By Micah Hanks
Dispatches from the future, in which astronauts farm the blackened mare plains on our Moon’s dark side for rich Helium-3 isotopes to be used in advanced fuel cells back on terra firma, sound far more like science fiction than anything we’re capable of right now (unless, of course, Newt Gingrich were to be elected… but I digress). Then again, potential candidates in the present U.S. election may not be the only ones with their eyes on the stars.
In fact, shortly after his historic solo descent to the depths of the Mariana Trench, filmmaker James Cameron has been named along with such names as Ross Perot Jr. in an alliance with the uber-company Google Inc, in a project that could seek to make not only galactic mining operations a reality, but which could move us ever more close to the privatization of space travel.
The Wall Street Journal reported this weekend that the new company,to be called Planetary Resources Inc., has said very little at the outset of their venture. A few things were made clear, however, in stating that the company planned to explore ways to “overlay two critical sectors—space exploration and natural resources—to add trillions of dollars to the global GDP”
Indeed, there could be a lot of potential outside our humble little mudball; this article’s nut graph describes the harvesting of what I referred to as “Helium-3 isotopes,” which, rather than being a snazzy-sounding reference to something sci fi sounding, is an actual radioactive isotope that, while abundant on Earth’s Moon, is seldom found here on our planet. At least since the presidency of George W. Bush, there has been legitimate discussion (if not merely hopeful for the time being) regarding the potentials for utilizing the space program to harvest such substances to further nuclear fusion research and providing clean, efficient energy sources.

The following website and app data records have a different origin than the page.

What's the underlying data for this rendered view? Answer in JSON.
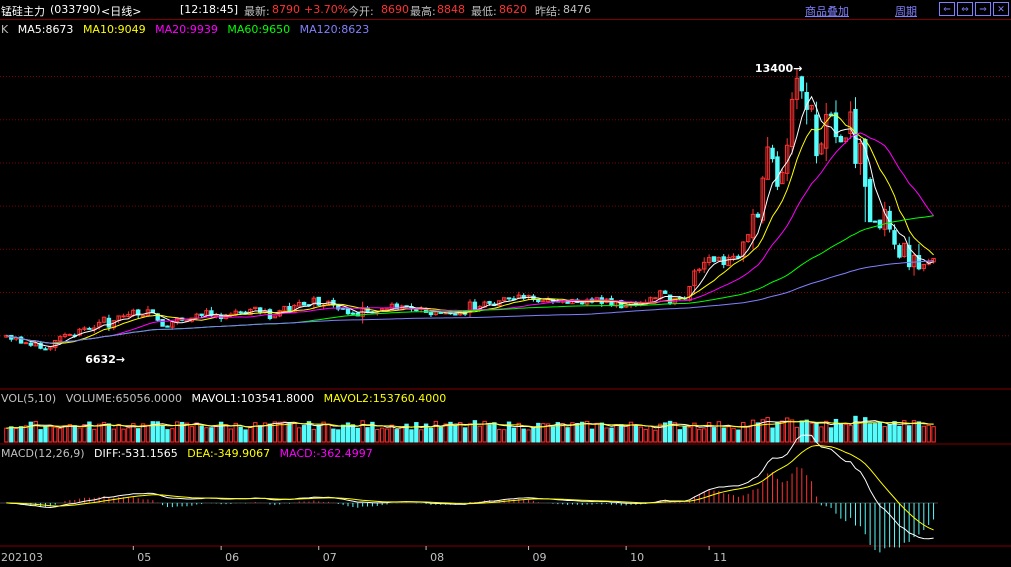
{
  "header": {
    "title": "锰硅主力",
    "code": "(033790)",
    "period": "<日线>",
    "time": "[12:18:45]",
    "last_label": "最新:",
    "last_value": "8790",
    "change": "+3.70%",
    "open_label": "今开:",
    "open_value": "8690",
    "high_label": "最高:",
    "high_value": "8848",
    "low_label": "最低:",
    "low_value": "8620",
    "prev_label": "昨结:",
    "prev_value": "8476",
    "overlay_link": "商品叠加",
    "cycle_link": "周期",
    "window_buttons": [
      "⇐",
      "⇔",
      "⇒",
      "✕"
    ]
  },
  "ma_legend": {
    "prefix": "K",
    "items": [
      {
        "text": "MA5:8673",
        "color": "#ffffff"
      },
      {
        "text": "MA10:9049",
        "color": "#ffff00"
      },
      {
        "text": "MA20:9939",
        "color": "#ff00ff"
      },
      {
        "text": "MA60:9650",
        "color": "#00ff00"
      },
      {
        "text": "MA120:8623",
        "color": "#8080ff"
      }
    ]
  },
  "vol_legend": {
    "items": [
      {
        "text": "VOL(5,10)",
        "color": "#c0c0c0"
      },
      {
        "text": "VOLUME:65056.0000",
        "color": "#c0c0c0"
      },
      {
        "text": "MAVOL1:103541.8000",
        "color": "#ffffff"
      },
      {
        "text": "MAVOL2:153760.4000",
        "color": "#ffff00"
      }
    ]
  },
  "macd_legend": {
    "items": [
      {
        "text": "MACD(12,26,9)",
        "color": "#c0c0c0"
      },
      {
        "text": "DIFF:-531.1565",
        "color": "#ffffff"
      },
      {
        "text": "DEA:-349.9067",
        "color": "#ffff00"
      },
      {
        "text": "MACD:-362.4997",
        "color": "#ff00ff"
      }
    ]
  },
  "colors": {
    "up": "#ff3232",
    "down": "#54fcfc",
    "grid": "#800000",
    "axis": "#c0c0c0",
    "text": "#c0c0c0"
  },
  "chart_data": {
    "type": "candlestick",
    "x_labels": [
      "202103",
      "05",
      "06",
      "07",
      "08",
      "09",
      "10",
      "11"
    ],
    "price_range": [
      6300,
      13800
    ],
    "high_mark": "13400",
    "low_mark": "6632",
    "ma_names": [
      "MA5",
      "MA10",
      "MA20",
      "MA60",
      "MA120"
    ],
    "closes": [
      7010,
      6920,
      6960,
      6830,
      6840,
      6780,
      6830,
      6710,
      6690,
      6740,
      6890,
      6980,
      7030,
      7030,
      6990,
      7150,
      7180,
      7150,
      7180,
      7310,
      7430,
      7200,
      7350,
      7460,
      7460,
      7490,
      7590,
      7480,
      7470,
      7600,
      7540,
      7360,
      7220,
      7200,
      7330,
      7400,
      7360,
      7350,
      7410,
      7500,
      7470,
      7580,
      7470,
      7470,
      7400,
      7470,
      7500,
      7570,
      7540,
      7500,
      7610,
      7660,
      7550,
      7580,
      7400,
      7460,
      7580,
      7680,
      7540,
      7700,
      7770,
      7710,
      7710,
      7870,
      7710,
      7710,
      7800,
      7710,
      7620,
      7620,
      7510,
      7520,
      7460,
      7650,
      7540,
      7540,
      7560,
      7620,
      7620,
      7730,
      7620,
      7690,
      7680,
      7620,
      7600,
      7640,
      7540,
      7490,
      7560,
      7540,
      7530,
      7520,
      7500,
      7560,
      7500,
      7780,
      7600,
      7680,
      7780,
      7750,
      7700,
      7810,
      7880,
      7860,
      7850,
      7940,
      7870,
      7930,
      7840,
      7790,
      7810,
      7850,
      7800,
      7790,
      7810,
      7750,
      7840,
      7770,
      7750,
      7830,
      7780,
      7880,
      7750,
      7850,
      7700,
      7790,
      7650,
      7710,
      7760,
      7710,
      7750,
      7760,
      7880,
      7880,
      8040,
      7980,
      7760,
      7870,
      7870,
      7850,
      8140,
      8500,
      8540,
      8700,
      8810,
      8720,
      8810,
      8650,
      8810,
      8840,
      8800,
      9170,
      9340,
      9810,
      9750,
      10650,
      11370,
      11100,
      10460,
      10780,
      11410,
      12470,
      12960,
      12670,
      12240,
      12330,
      11170,
      11440,
      12120,
      12090,
      11610,
      11490,
      11580,
      12180,
      10990,
      11450,
      10460,
      9640,
      9650,
      9500,
      9920,
      9470,
      9120,
      8820,
      9140,
      8600,
      8860,
      8550,
      8650,
      8710,
      8790
    ],
    "volume_max": 350000,
    "macd_range": [
      -650,
      680
    ]
  }
}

However, the Moon is hardly the only place where valuable celestial commodities might be located. As reported by WSJ online, asteroids and their potential for supplying rare elements has been discussed with certain promise as of late:
The possibility of extracting raw materials such as iron and nickel from asteroids has been discussed for decades, but the cost, scientific expertise and technical prowess of fulfilling such as feat have remained an obstacle. NASA experts have projected it could cost tens of billions of dollars and take well over a decade to land astronauts on an asteroid.
Of course, economic conditions presently have cast dark shadows over the future of the American Space Program, causing many to question this sort of projected goal, at least so far as it coming to fruition any time in the next decade. Hence, the notion of private industry taking interest in space exploration has become, for some, particularly appealing.
This isn’t always the case, of course. During a brief chat I had with a former contractor who, during the 1960s, had worked on electrical circuitry for missile systems, he described the notion of private space endeavors as “terribly frightening,” citing the multitude of details that must be cared for in the circumstances surrounding a space launch. Will this indeed be an industry that will serve in furthering humankind, or is the privatization of space as an industry unto itself really just a dangerous gamble? Of course, it will be a few years, no doubt, before such projects really get “off the ground” (pun intended), and therefore, the emergence of better technologies suited for spaceflight could still help ensure the safety, precision, and ultimately, the success of such operations… one day, at least.
(The images used in this post are for illustration purposes only)